is a collection of purulent fluid caused by a bacterial infection.
A localized collection of pus surrounded by inflamed tissue.
The most common cause of a dental abscess is extension of the dental caries process into the pulp of the tooth.
The highly vascular sensitive tissue occupying the central cavity of a tooth.
Abscesses can also be caused by trauma to the tooth that allows bacteria to enter the pulp.
An abscess limited to the tooth structure (pulpitis) will often present with tooth pain from the increased pressure on the nerve endings within the pulp.

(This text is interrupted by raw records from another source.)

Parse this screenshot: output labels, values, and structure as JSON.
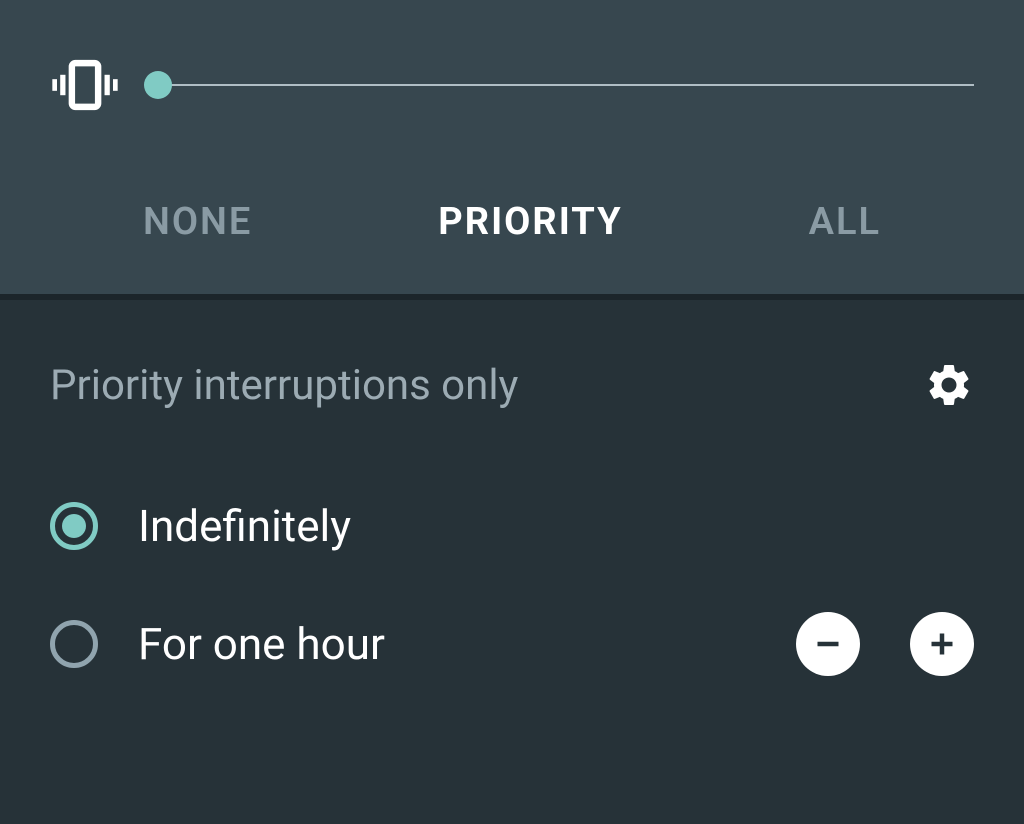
{
  "tabs": {
    "none": "NONE",
    "priority": "PRIORITY",
    "all": "ALL",
    "active": "priority"
  },
  "section": {
    "title": "Priority interruptions only"
  },
  "options": {
    "indefinitely": {
      "label": "Indefinitely",
      "selected": true
    },
    "duration": {
      "label": "For one hour",
      "selected": false
    }
  },
  "slider": {
    "value": 0
  },
  "colors": {
    "accent": "#80CBC4",
    "bg_top": "#37474F",
    "bg_content": "#263238",
    "text_muted": "#8A9BA4",
    "text_light": "#FFFFFF"
  }
}
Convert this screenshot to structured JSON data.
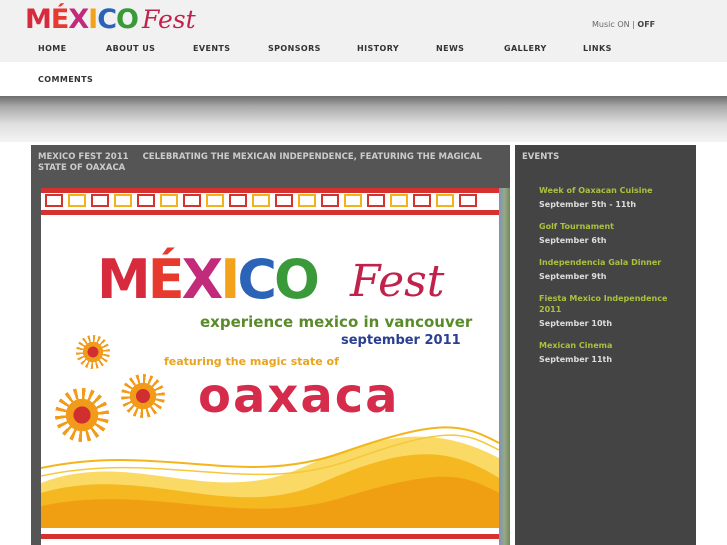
{
  "logo": {
    "mexico_letters": [
      {
        "char": "M",
        "color": "#d72a3c"
      },
      {
        "char": "É",
        "color": "#e8392f"
      },
      {
        "char": "X",
        "color": "#c22a7a"
      },
      {
        "char": "I",
        "color": "#f3a21c"
      },
      {
        "char": "C",
        "color": "#2a63b8"
      },
      {
        "char": "O",
        "color": "#3a9a3a"
      }
    ],
    "fest": "Fest"
  },
  "music": {
    "label": "Music",
    "on": "ON",
    "separator": "|",
    "off": "OFF"
  },
  "nav": {
    "items": [
      "HOME",
      "ABOUT US",
      "EVENTS",
      "SPONSORS",
      "HISTORY",
      "NEWS",
      "GALLERY",
      "LINKS"
    ],
    "second_row": "COMMENTS"
  },
  "main": {
    "title_left": "MEXICO FEST 2011",
    "title_right": "CELEBRATING THE MEXICAN INDEPENDENCE, FEATURING THE MAGICAL STATE OF OAXACA"
  },
  "poster": {
    "mexico_letters": [
      {
        "char": "M",
        "color": "#d72a3c"
      },
      {
        "char": "É",
        "color": "#e8392f"
      },
      {
        "char": "X",
        "color": "#c22a7a"
      },
      {
        "char": "I",
        "color": "#f3a21c"
      },
      {
        "char": "C",
        "color": "#2a63b8"
      },
      {
        "char": "O",
        "color": "#3a9a3a"
      }
    ],
    "fest": "Fest",
    "tagline": "experience mexico in vancouver",
    "date": "september 2011",
    "featuring": "featuring the magic state of",
    "state": "oaxaca"
  },
  "sidebar": {
    "title": "EVENTS",
    "events": [
      {
        "title": "Week of Oaxacan Cuisine",
        "date": "September 5th - 11th"
      },
      {
        "title": "Golf Tournament",
        "date": "September 6th"
      },
      {
        "title": "Independencia Gala Dinner",
        "date": "September 9th"
      },
      {
        "title": "Fiesta Mexico Independence 2011",
        "date": "September 10th"
      },
      {
        "title": "Mexican Cinema",
        "date": "September 11th"
      }
    ]
  },
  "colors": {
    "accent_green": "#a9c23d",
    "brand_red": "#d62c4b",
    "panel_dark": "#444444"
  }
}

This pain is often worsened with heat or cold exposure.
If the infection in the pulp extends beyond the tooth, a periapical abscess will develop.
The pressure caused by the expanding area of necrosis and inflammation causes visible swelling and may lead to slight extrusion of the tooth from the socket.
As the abscess expands, the pus will spread to contiguous surfaces along the path of least resistance to form a fistula to the maxillary, mandular, or palatal mucosa.
If the infection remains unchecked, an abscess can progress to facial, submandibular, or sublingual cellulits.
Facial cellulitis presents clinically with swelling, warmth, and tenderness to palpation along the jaw.
A child with facial cellulitis should be referred for immediate ER evaluation or admitted to the hospital for IV antibiotics.